• _Exercise directions_: When the string "title" is part of a line in the data below, report the whole line.

- - -

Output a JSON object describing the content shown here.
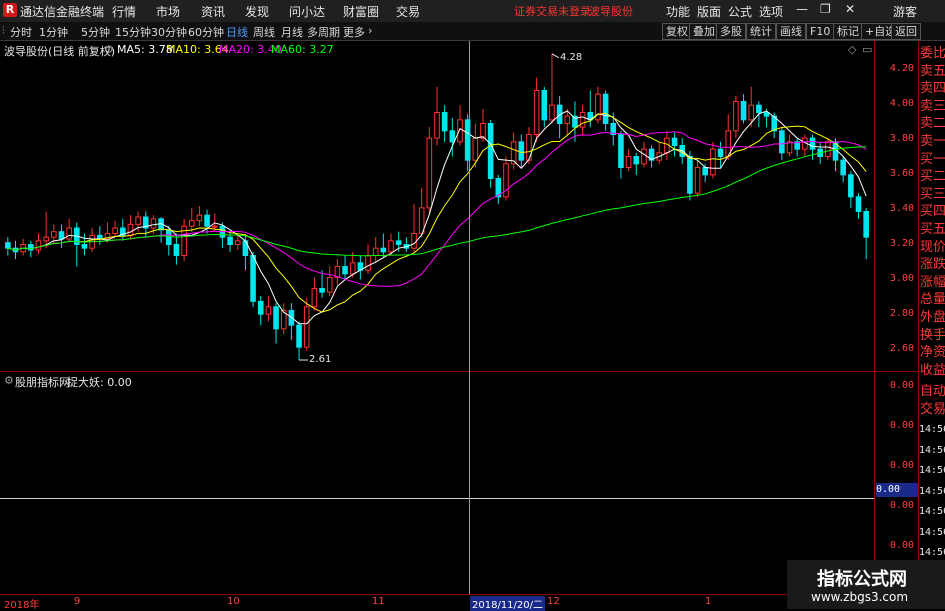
{
  "app": {
    "logo": "R",
    "title": "通达信金融终端"
  },
  "menu": [
    "行情",
    "市场",
    "资讯",
    "发现",
    "问小达",
    "财富圈",
    "交易"
  ],
  "status": {
    "login": "证券交易未登录",
    "stock": "波导股份"
  },
  "right_menu": [
    "功能",
    "版面",
    "公式",
    "选项"
  ],
  "user": "游客",
  "periods": [
    "分时",
    "1分钟",
    "5分钟",
    "15分钟",
    "30分钟",
    "60分钟",
    "日线",
    "周线",
    "月线",
    "多周期",
    "更多"
  ],
  "active_period": "日线",
  "right_buttons": [
    "复权",
    "叠加",
    "多股",
    "统计",
    "画线",
    "F10",
    "标记",
    "+自选",
    "返回"
  ],
  "main_chart": {
    "title": "波导股份(日线 前复权)",
    "ma": [
      {
        "label": "MA5: 3.78",
        "color": "#ffffff"
      },
      {
        "label": "MA10: 3.64",
        "color": "#ffff00"
      },
      {
        "label": "MA20: 3.40",
        "color": "#ff00ff"
      },
      {
        "label": "MA60: 3.27",
        "color": "#00ff00"
      }
    ],
    "high_label": "4.28",
    "low_label": "2.61"
  },
  "y_top_labels": [
    "4.20",
    "4.00",
    "3.80",
    "3.60",
    "3.40",
    "3.20",
    "3.00",
    "2.80",
    "2.60"
  ],
  "sub_chart": {
    "title": "股朋指标网",
    "indicator": "捉大妖: 0.00"
  },
  "y_bot_labels": [
    "0.00",
    "0.00",
    "0.00",
    "0.00",
    "0.00"
  ],
  "y_bot_current": "0.00",
  "side_labels": [
    "委比",
    "卖五",
    "卖四",
    "卖三",
    "卖二",
    "卖一",
    "买一",
    "买二",
    "买三",
    "买四",
    "买五",
    "现价",
    "涨跌",
    "涨幅",
    "总量",
    "外盘",
    "换手",
    "净资",
    "收益"
  ],
  "side_labels2": [
    "自动",
    "交易"
  ],
  "side_times": [
    "14:56",
    "14:56",
    "14:56",
    "14:56",
    "14:56",
    "14:56",
    "14:56",
    "14:56"
  ],
  "x_labels": [
    "2018年",
    "9",
    "10",
    "11",
    "12",
    "1"
  ],
  "cursor_date": "2018/11/20/二",
  "watermark": {
    "title": "指标公式网",
    "url": "www.zbgs3.com"
  },
  "chart_data": {
    "type": "candlestick",
    "ylim": [
      2.55,
      4.35
    ],
    "candles": [
      [
        3.25,
        3.22,
        3.28,
        3.18
      ],
      [
        3.22,
        3.2,
        3.26,
        3.16
      ],
      [
        3.2,
        3.24,
        3.27,
        3.18
      ],
      [
        3.24,
        3.21,
        3.26,
        3.17
      ],
      [
        3.21,
        3.26,
        3.3,
        3.19
      ],
      [
        3.26,
        3.28,
        3.42,
        3.22
      ],
      [
        3.28,
        3.31,
        3.35,
        3.24
      ],
      [
        3.31,
        3.27,
        3.35,
        3.22
      ],
      [
        3.27,
        3.33,
        3.38,
        3.25
      ],
      [
        3.33,
        3.24,
        3.36,
        3.12
      ],
      [
        3.24,
        3.22,
        3.3,
        3.18
      ],
      [
        3.22,
        3.29,
        3.33,
        3.2
      ],
      [
        3.29,
        3.27,
        3.34,
        3.24
      ],
      [
        3.27,
        3.3,
        3.36,
        3.25
      ],
      [
        3.3,
        3.33,
        3.37,
        3.28
      ],
      [
        3.33,
        3.29,
        3.38,
        3.26
      ],
      [
        3.29,
        3.35,
        3.4,
        3.27
      ],
      [
        3.35,
        3.39,
        3.42,
        3.31
      ],
      [
        3.39,
        3.33,
        3.42,
        3.28
      ],
      [
        3.33,
        3.38,
        3.4,
        3.3
      ],
      [
        3.38,
        3.32,
        3.39,
        3.25
      ],
      [
        3.32,
        3.24,
        3.34,
        3.18
      ],
      [
        3.24,
        3.18,
        3.3,
        3.13
      ],
      [
        3.18,
        3.34,
        3.38,
        3.15
      ],
      [
        3.34,
        3.37,
        3.44,
        3.31
      ],
      [
        3.37,
        3.4,
        3.45,
        3.34
      ],
      [
        3.4,
        3.34,
        3.43,
        3.3
      ],
      [
        3.34,
        3.34,
        3.41,
        3.31
      ],
      [
        3.34,
        3.28,
        3.36,
        3.22
      ],
      [
        3.28,
        3.24,
        3.31,
        3.2
      ],
      [
        3.24,
        3.26,
        3.3,
        3.21
      ],
      [
        3.26,
        3.18,
        3.29,
        3.1
      ],
      [
        3.18,
        2.93,
        3.2,
        2.9
      ],
      [
        2.93,
        2.86,
        2.96,
        2.8
      ],
      [
        2.86,
        2.9,
        2.96,
        2.82
      ],
      [
        2.9,
        2.78,
        2.92,
        2.7
      ],
      [
        2.78,
        2.88,
        2.92,
        2.75
      ],
      [
        2.88,
        2.8,
        2.92,
        2.72
      ],
      [
        2.8,
        2.68,
        2.82,
        2.61
      ],
      [
        2.68,
        2.9,
        2.95,
        2.66
      ],
      [
        2.9,
        3.0,
        3.06,
        2.88
      ],
      [
        3.0,
        2.98,
        3.1,
        2.95
      ],
      [
        2.98,
        3.06,
        3.12,
        2.96
      ],
      [
        3.06,
        3.12,
        3.16,
        3.02
      ],
      [
        3.12,
        3.08,
        3.18,
        3.05
      ],
      [
        3.08,
        3.14,
        3.2,
        3.06
      ],
      [
        3.14,
        3.1,
        3.18,
        3.05
      ],
      [
        3.1,
        3.18,
        3.24,
        3.08
      ],
      [
        3.18,
        3.22,
        3.28,
        3.14
      ],
      [
        3.22,
        3.2,
        3.3,
        3.17
      ],
      [
        3.2,
        3.26,
        3.3,
        3.18
      ],
      [
        3.26,
        3.24,
        3.31,
        3.2
      ],
      [
        3.24,
        3.22,
        3.28,
        3.2
      ],
      [
        3.22,
        3.3,
        3.46,
        3.2
      ],
      [
        3.3,
        3.44,
        3.55,
        3.28
      ],
      [
        3.44,
        3.82,
        3.88,
        3.4
      ],
      [
        3.82,
        3.96,
        4.1,
        3.78
      ],
      [
        3.96,
        3.86,
        4.0,
        3.8
      ],
      [
        3.86,
        3.8,
        3.93,
        3.72
      ],
      [
        3.8,
        3.92,
        4.0,
        3.78
      ],
      [
        3.92,
        3.7,
        3.95,
        3.64
      ],
      [
        3.7,
        3.82,
        3.9,
        3.66
      ],
      [
        3.82,
        3.9,
        3.98,
        3.8
      ],
      [
        3.9,
        3.6,
        3.92,
        3.55
      ],
      [
        3.6,
        3.5,
        3.62,
        3.46
      ],
      [
        3.5,
        3.68,
        3.72,
        3.48
      ],
      [
        3.68,
        3.8,
        3.85,
        3.65
      ],
      [
        3.8,
        3.7,
        3.84,
        3.66
      ],
      [
        3.7,
        3.84,
        3.88,
        3.68
      ],
      [
        3.84,
        4.08,
        4.15,
        3.8
      ],
      [
        4.08,
        3.92,
        4.1,
        3.88
      ],
      [
        3.92,
        4.0,
        4.28,
        3.9
      ],
      [
        4.0,
        3.9,
        4.05,
        3.82
      ],
      [
        3.9,
        3.94,
        3.98,
        3.84
      ],
      [
        3.94,
        3.88,
        4.02,
        3.8
      ],
      [
        3.88,
        3.96,
        4.0,
        3.84
      ],
      [
        3.96,
        3.92,
        4.08,
        3.88
      ],
      [
        3.92,
        4.06,
        4.1,
        3.9
      ],
      [
        4.06,
        3.9,
        4.08,
        3.86
      ],
      [
        3.9,
        3.84,
        3.96,
        3.78
      ],
      [
        3.84,
        3.66,
        3.86,
        3.6
      ],
      [
        3.66,
        3.72,
        3.76,
        3.64
      ],
      [
        3.72,
        3.68,
        3.74,
        3.62
      ],
      [
        3.68,
        3.76,
        3.8,
        3.66
      ],
      [
        3.76,
        3.7,
        3.78,
        3.66
      ],
      [
        3.7,
        3.74,
        3.8,
        3.68
      ],
      [
        3.74,
        3.82,
        3.86,
        3.7
      ],
      [
        3.82,
        3.78,
        3.85,
        3.72
      ],
      [
        3.78,
        3.72,
        3.82,
        3.68
      ],
      [
        3.72,
        3.52,
        3.75,
        3.48
      ],
      [
        3.52,
        3.66,
        3.7,
        3.5
      ],
      [
        3.66,
        3.62,
        3.68,
        3.58
      ],
      [
        3.62,
        3.76,
        3.8,
        3.6
      ],
      [
        3.76,
        3.72,
        3.8,
        3.66
      ],
      [
        3.72,
        3.86,
        3.95,
        3.7
      ],
      [
        3.86,
        4.02,
        4.05,
        3.82
      ],
      [
        4.02,
        3.92,
        4.06,
        3.9
      ],
      [
        3.92,
        4.0,
        4.1,
        3.88
      ],
      [
        4.0,
        3.96,
        4.02,
        3.88
      ],
      [
        3.96,
        3.94,
        3.98,
        3.88
      ],
      [
        3.94,
        3.86,
        3.96,
        3.82
      ],
      [
        3.86,
        3.74,
        3.88,
        3.7
      ],
      [
        3.74,
        3.8,
        3.84,
        3.72
      ],
      [
        3.8,
        3.76,
        3.82,
        3.72
      ],
      [
        3.76,
        3.82,
        3.84,
        3.72
      ],
      [
        3.82,
        3.76,
        3.84,
        3.7
      ],
      [
        3.76,
        3.72,
        3.8,
        3.68
      ],
      [
        3.72,
        3.8,
        3.82,
        3.7
      ],
      [
        3.8,
        3.7,
        3.82,
        3.64
      ],
      [
        3.7,
        3.62,
        3.72,
        3.58
      ],
      [
        3.62,
        3.5,
        3.64,
        3.44
      ],
      [
        3.5,
        3.42,
        3.52,
        3.38
      ],
      [
        3.42,
        3.28,
        3.44,
        3.16
      ]
    ]
  }
}
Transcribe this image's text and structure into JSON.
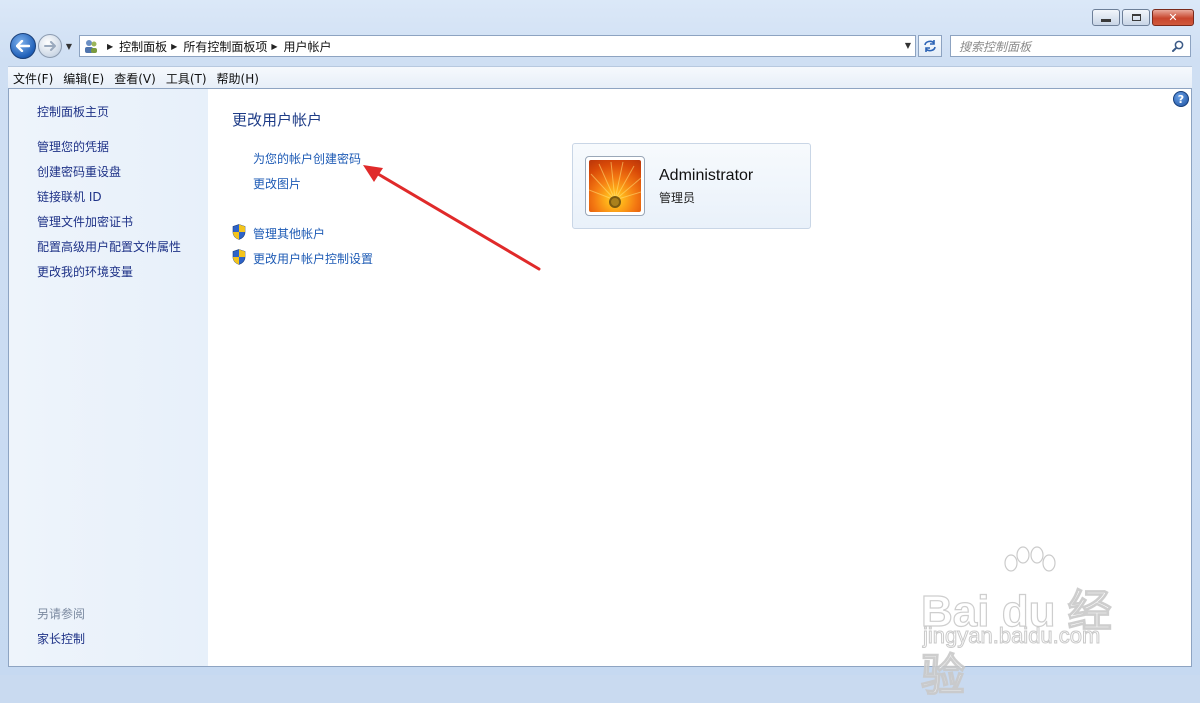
{
  "window": {
    "caption_buttons": [
      "minimize",
      "maximize",
      "close"
    ]
  },
  "navigation": {
    "breadcrumb": [
      "控制面板",
      "所有控制面板项",
      "用户帐户"
    ],
    "search_placeholder": "搜索控制面板"
  },
  "menu": [
    "文件(F)",
    "编辑(E)",
    "查看(V)",
    "工具(T)",
    "帮助(H)"
  ],
  "sidebar": {
    "home": "控制面板主页",
    "links": [
      "管理您的凭据",
      "创建密码重设盘",
      "链接联机 ID",
      "管理文件加密证书",
      "配置高级用户配置文件属性",
      "更改我的环境变量"
    ],
    "see_also_label": "另请参阅",
    "see_also_links": [
      "家长控制"
    ]
  },
  "main": {
    "title": "更改用户帐户",
    "tasks": [
      "为您的帐户创建密码",
      "更改图片"
    ],
    "admin_tasks": [
      "管理其他帐户",
      "更改用户帐户控制设置"
    ]
  },
  "account": {
    "name": "Administrator",
    "role": "管理员"
  },
  "watermark": {
    "brand": "Bai du 经验",
    "url": "jingyan.baidu.com"
  },
  "colors": {
    "link": "#1e5bb5",
    "heading": "#1e3c87",
    "annotation_arrow": "#e02a2a"
  }
}
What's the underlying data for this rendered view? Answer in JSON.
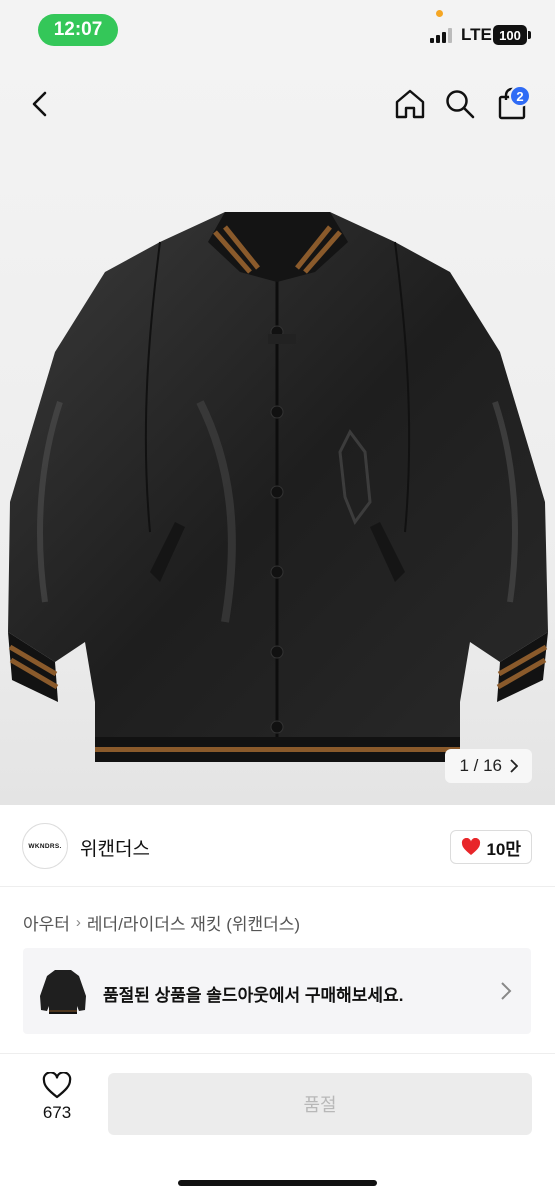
{
  "status_bar": {
    "time": "12:07",
    "network": "LTE",
    "battery": "100"
  },
  "nav": {
    "cart_badge": "2",
    "icons": [
      "back-icon",
      "home-icon",
      "search-icon",
      "bag-icon"
    ]
  },
  "gallery": {
    "pager": "1 / 16"
  },
  "brand": {
    "logo_text": "WKNDRS.",
    "name": "위캔더스",
    "likes": "10만",
    "like_color": "#e8262a"
  },
  "breadcrumb": {
    "category": "아우터",
    "subcategory": "레더/라이더스 재킷 (위캔더스)"
  },
  "banner": {
    "text": "품절된 상품을 솔드아웃에서 구매해보세요."
  },
  "bottom": {
    "wish_count": "673",
    "buy_label": "품절"
  },
  "colors": {
    "status_green": "#34c759",
    "badge_blue": "#2f6bf5",
    "stripe_brown": "#8a5a2b"
  }
}
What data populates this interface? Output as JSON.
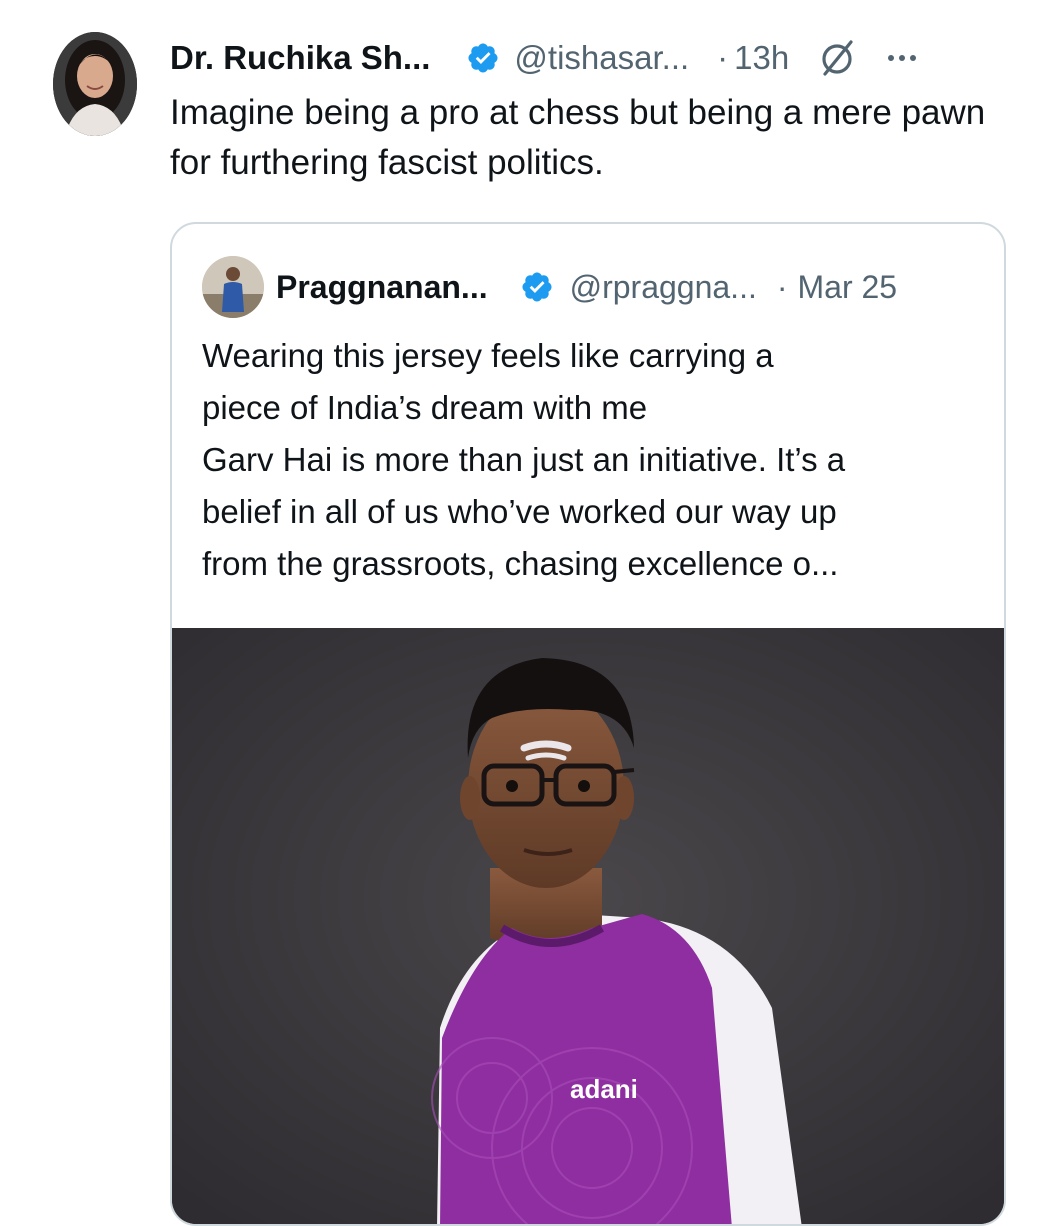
{
  "tweet": {
    "display_name": "Dr. Ruchika Sh...",
    "handle": "@tishasar...",
    "separator": "·",
    "time": "13h",
    "text": "Imagine being a pro at chess but being a mere pawn for furthering fascist politics.",
    "icons": {
      "verified": "verified-badge-icon",
      "grok": "grok-icon",
      "more": "more-options-icon"
    }
  },
  "quote": {
    "display_name": "Praggnanan...",
    "handle": "@rpraggna...",
    "separator": "·",
    "time": "Mar 25",
    "text": "Wearing this jersey feels like carrying a\npiece of India’s dream with me\nGarv Hai is more than just an initiative. It’s a\nbelief in all of us who’ve worked our way up\nfrom the grassroots, chasing excellence o...",
    "media": {
      "jersey_logo": "adani"
    }
  },
  "colors": {
    "verified_blue": "#1d9bf0",
    "secondary_text": "#536471",
    "border": "#cfd9de",
    "jersey_purple": "#8e2ea0"
  }
}
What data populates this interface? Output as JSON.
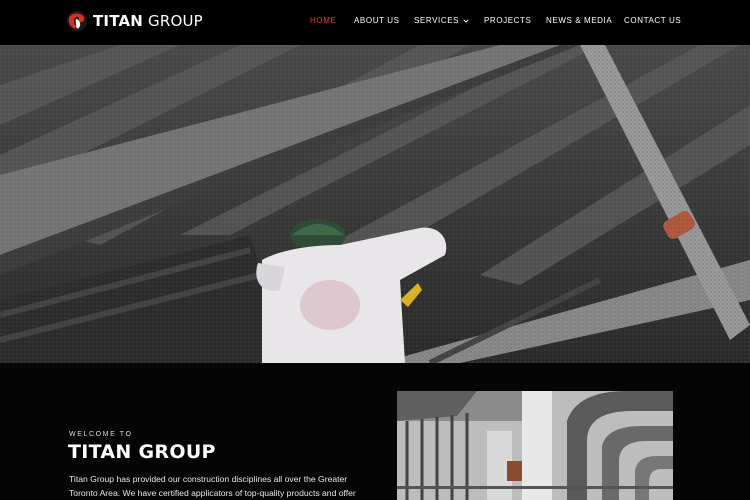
{
  "brand": {
    "name_bold": "TITAN",
    "name_light": " GROUP",
    "logo_icon": "ram-head-icon",
    "accent_color": "#e03a32"
  },
  "nav": {
    "items": [
      {
        "label": "HOME",
        "active": true
      },
      {
        "label": "ABOUT US",
        "active": false
      },
      {
        "label": "SERVICES",
        "active": false,
        "has_dropdown": true
      },
      {
        "label": "PROJECTS",
        "active": false
      },
      {
        "label": "NEWS & MEDIA",
        "active": false
      },
      {
        "label": "CONTACT US",
        "active": false
      }
    ],
    "dropdown_icon": "chevron-down-icon"
  },
  "hero": {
    "image": "worker spraying fireproofing on ceiling beams"
  },
  "intro": {
    "eyebrow": "WELCOME TO",
    "title": "TITAN GROUP",
    "body_line1": "Titan Group has provided our construction disciplines all over the Greater",
    "body_line2": "Toronto Area. We have certified applicators of top-quality products and offer"
  },
  "side_photo": {
    "image": "building interior with scaffolding and curved structures"
  }
}
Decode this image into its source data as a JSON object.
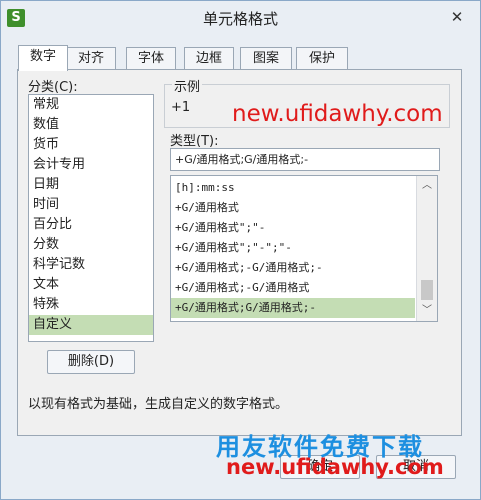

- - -

• _Answer_:
    "title": "通达信金融终端"
    "title": "波导股份(日线 前复权)",
    "title": "股朋指标网",
    "title": "指标公式网",
    "title": "更改用户帐户",
    "title": "TITAN GROUP",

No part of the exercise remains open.